  • Conclusions: Future Directions  Despite lack of change in blood glucose levels, our short term study has shown that most positive metabolic health effects (up-regulation of GLUT-2, decrease in body weight, egg laying ability) occur in hens treated with 30 mg/kg. This is therefore our optimal dose for future studies for which this study has laid a foundation.  Future long-term studies must be performed to directly compare the benefits of flaxseed and Metformin in reducing incidence and severity of ovarian cancer as well as its associated pro-inflammatory, hyperglycemic environment.
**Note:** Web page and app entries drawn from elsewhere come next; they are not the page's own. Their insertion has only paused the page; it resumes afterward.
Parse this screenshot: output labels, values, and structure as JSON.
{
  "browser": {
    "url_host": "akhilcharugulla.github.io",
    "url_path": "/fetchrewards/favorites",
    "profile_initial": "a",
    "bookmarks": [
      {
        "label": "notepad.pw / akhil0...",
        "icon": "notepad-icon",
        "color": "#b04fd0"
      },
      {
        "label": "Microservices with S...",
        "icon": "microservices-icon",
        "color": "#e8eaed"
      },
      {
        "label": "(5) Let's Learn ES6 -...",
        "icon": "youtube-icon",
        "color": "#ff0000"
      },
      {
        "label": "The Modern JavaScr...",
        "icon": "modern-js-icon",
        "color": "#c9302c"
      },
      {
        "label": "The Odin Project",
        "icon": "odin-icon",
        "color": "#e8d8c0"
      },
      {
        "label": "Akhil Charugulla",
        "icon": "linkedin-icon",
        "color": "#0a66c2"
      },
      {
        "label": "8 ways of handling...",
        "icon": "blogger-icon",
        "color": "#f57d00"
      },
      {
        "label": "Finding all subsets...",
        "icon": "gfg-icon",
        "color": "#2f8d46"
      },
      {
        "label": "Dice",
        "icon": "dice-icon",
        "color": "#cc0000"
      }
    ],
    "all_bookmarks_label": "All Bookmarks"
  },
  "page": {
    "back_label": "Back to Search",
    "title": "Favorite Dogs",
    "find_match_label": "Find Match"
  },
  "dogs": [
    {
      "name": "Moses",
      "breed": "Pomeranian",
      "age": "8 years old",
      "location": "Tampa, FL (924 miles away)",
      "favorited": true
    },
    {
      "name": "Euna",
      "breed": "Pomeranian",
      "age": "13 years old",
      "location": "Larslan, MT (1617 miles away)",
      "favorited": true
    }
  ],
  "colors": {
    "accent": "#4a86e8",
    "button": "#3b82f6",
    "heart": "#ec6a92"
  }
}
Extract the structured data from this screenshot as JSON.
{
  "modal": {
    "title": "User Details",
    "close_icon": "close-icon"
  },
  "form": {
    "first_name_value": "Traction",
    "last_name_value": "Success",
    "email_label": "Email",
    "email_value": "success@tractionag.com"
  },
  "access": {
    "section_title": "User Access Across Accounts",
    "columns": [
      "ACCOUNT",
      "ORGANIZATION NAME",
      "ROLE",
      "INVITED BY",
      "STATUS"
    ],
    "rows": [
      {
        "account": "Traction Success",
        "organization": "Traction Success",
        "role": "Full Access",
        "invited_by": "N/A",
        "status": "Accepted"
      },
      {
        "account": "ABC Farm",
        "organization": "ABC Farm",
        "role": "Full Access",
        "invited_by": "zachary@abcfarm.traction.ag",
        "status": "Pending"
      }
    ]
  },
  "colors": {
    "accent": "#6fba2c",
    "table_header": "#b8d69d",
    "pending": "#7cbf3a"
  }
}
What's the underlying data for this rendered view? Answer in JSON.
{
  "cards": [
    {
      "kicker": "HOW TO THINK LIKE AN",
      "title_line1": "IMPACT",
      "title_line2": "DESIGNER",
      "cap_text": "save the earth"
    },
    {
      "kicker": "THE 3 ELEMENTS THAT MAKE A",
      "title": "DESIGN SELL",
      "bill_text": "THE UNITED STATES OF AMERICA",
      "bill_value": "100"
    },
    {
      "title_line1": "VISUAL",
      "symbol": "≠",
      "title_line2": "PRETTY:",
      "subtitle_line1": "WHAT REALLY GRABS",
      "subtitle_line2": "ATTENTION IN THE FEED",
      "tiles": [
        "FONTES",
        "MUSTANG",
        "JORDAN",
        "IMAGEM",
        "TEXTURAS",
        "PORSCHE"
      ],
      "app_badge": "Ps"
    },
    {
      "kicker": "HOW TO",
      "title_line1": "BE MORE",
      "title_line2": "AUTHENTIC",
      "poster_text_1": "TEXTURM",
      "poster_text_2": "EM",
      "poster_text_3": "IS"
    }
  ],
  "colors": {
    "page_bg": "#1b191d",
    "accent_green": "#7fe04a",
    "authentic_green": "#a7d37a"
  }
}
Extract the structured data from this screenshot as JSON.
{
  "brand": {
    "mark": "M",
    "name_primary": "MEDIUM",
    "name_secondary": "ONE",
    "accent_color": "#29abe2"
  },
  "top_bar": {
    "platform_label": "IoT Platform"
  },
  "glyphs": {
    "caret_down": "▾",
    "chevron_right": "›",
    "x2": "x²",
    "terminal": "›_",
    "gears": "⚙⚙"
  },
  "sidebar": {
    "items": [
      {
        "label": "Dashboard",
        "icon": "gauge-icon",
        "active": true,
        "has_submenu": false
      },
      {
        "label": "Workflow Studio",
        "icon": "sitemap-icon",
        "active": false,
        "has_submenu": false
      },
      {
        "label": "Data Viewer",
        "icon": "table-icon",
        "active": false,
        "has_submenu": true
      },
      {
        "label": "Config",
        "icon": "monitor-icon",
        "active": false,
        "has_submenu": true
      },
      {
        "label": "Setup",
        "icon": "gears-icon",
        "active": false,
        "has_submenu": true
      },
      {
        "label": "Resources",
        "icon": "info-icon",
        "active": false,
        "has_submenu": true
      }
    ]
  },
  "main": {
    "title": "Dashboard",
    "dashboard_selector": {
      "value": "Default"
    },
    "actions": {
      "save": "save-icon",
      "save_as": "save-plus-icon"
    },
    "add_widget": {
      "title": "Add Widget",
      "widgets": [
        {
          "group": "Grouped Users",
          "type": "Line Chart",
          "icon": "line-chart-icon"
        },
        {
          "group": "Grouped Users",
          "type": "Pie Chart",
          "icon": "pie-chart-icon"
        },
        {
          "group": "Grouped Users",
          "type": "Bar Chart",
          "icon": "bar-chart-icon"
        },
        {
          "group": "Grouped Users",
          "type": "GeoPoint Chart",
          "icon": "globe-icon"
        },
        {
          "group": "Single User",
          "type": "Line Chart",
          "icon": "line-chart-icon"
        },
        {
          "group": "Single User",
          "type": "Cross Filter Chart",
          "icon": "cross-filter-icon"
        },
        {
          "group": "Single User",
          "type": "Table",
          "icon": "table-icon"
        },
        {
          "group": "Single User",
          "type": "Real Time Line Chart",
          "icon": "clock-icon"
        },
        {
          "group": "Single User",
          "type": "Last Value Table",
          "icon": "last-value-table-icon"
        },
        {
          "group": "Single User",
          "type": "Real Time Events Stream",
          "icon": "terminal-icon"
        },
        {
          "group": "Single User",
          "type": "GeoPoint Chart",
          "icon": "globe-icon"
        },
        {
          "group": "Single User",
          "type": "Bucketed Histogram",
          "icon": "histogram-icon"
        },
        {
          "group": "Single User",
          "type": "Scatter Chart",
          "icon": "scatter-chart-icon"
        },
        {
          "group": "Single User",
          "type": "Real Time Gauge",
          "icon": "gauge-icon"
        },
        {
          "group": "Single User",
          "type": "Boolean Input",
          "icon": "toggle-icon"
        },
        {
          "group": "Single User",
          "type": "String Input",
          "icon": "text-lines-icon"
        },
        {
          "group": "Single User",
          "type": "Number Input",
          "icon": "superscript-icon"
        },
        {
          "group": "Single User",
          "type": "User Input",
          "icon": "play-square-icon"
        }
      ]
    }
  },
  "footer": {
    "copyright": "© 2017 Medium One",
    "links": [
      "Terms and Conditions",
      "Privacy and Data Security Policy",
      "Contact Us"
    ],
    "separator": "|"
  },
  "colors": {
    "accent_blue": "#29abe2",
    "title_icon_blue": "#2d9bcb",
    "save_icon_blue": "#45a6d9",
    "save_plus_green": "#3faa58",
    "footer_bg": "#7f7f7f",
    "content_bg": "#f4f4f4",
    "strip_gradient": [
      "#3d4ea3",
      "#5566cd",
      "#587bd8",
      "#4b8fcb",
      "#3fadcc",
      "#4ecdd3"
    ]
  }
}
  • Acknowledgements  I would like to graciously thank the following:      All members of my lab for aiding in data collection and interpretation The REACH program at SIUC for financial support My family for moral support The selected sources below for providing background and discussion information And YOU for your time and attention! Thanks!! Ait-Omar, A., M. Monteiro-Sepulveda, C. Poitou, M. Le Gall, A. Cotillard, J. Gilet, K. Garbin, A. Houllier, D. Chateau, A. Lacombe, N. Veyrie, D. Hugol, J. Tordjman, C. Magnan, P. Serradas, K. Clement, A. Leturque, and E. BrotLaroche. "GLUT2 Accumulation in Enterocyte Apical and Intracellular Membranes: A Study in Morbidly Obese Human Subjects and Ob/ob and High Fat-Fed Mice." Diabetes 60.10 (2011): 2598-607. Print. Ashwell, CM, and JP McMurty. "Hypoglycemia and Reduced Feed Intake in Broiler Chickens Treated with Metformin." Poultry Science 82.1 (2003): 106-10. Print. Eilati, Erfan, Karen Hales, Yan Zhuge, Kristine Ansenberger, Rui Yu, Richard Breeman, and Dale Hales. "Flaxseed Enriched Diet-mediated Reduction in Ovarian Cancer Severity Is Correlated to the Reduction of Prostaglandin E2 in Laying Hen Ovaries."Prostaglandins Leukotrienes and Essential Fatty Acids (2013) Print. Fulgencio, Jean-Pierre, Claude Kohl, Jean Girard, and Jean-Paul Pégorier. "Effect of Metformin on Fatty Acid and Glucose Metabolism in Freshly Isolated Hepatocytes and on Specific Gene Expression in Cultured Hepatocytes." Biochem Pharmacol15.64 (2001): 439-46. Print. Giovannuci, E., Harlan, D. M., Archer, M. C., Bergenstal, R. M, Gapstur, R. M., Habel, L. A., Pollack, M., Regensteiner, J. G., and Yee, Douglas. “Diabetes and Cancer: A Consensus Report.” Diabetes Care, 2010, vol. 33, pp. 16741685. Gonzalez-Periz, A., R. Horrillo, N. Ferre, K. Gronert, B. Dong, E. Moran-Salvador, E. Titos, M. Martinez-Clemente, M. Lopez-Parra, V. Arroyo, and J. Claria. "Obesity-induced Insulin Resistance and Hepatic Steatosis Are Alleviated by -3 Fatty Acids: A Role for Resolvins and Protectins." The FASEB Journal 23.6 (2009): 1946-957. Print. Hardie, D. G. "AMPK: A Target for Drugs and Natural Products with Effects on Both Diabetes and Cancer." Diabetes 62.7 (2013): 2164-172. Print. Kellenberger, L. D., J. E. Bruin, J. Greenaway, N. E. Campbell, R. A. Moorehead, A. C. Holloway, and J. Petrik. "The Role of Dysregulated Glucose Metabolism in Epithelial Ovarian Cancer." Journal of Oncology 2010 (2010): 1-13. Print. Ladley, S. E., The Role of Metabolic Reorigination and Mitochondria in EOC. Diss. Southern Illinois University Carbondale, 2012. Carbondale, 2012. Print. Prasad, Kailash. "Suppression of Phosphoenolpyruvate Carboxykinase Gene Expression by Secoisolariciresinol Diglucoside (SDG), a New Antidiabetic Agent." International Journal of Angiology 11.2 (2002): 107-09. Print. Rosebrough, R., and C. Ashwell. "Dietary Metformin Effects on in Vitro and in Vivo Metabolism in the Chicken." Nutrition Research 25.5 (2005): 491-97. Print. Yuan, L., Zeigler Yuan, and Hamann A. "Inhibition of Phosphoenolpyruvate Carboxykinase Gene Expression by Metformin in Cultured Hepatocytes." Chinese Medical Journal 115.12 (2002): 1843-848. Print.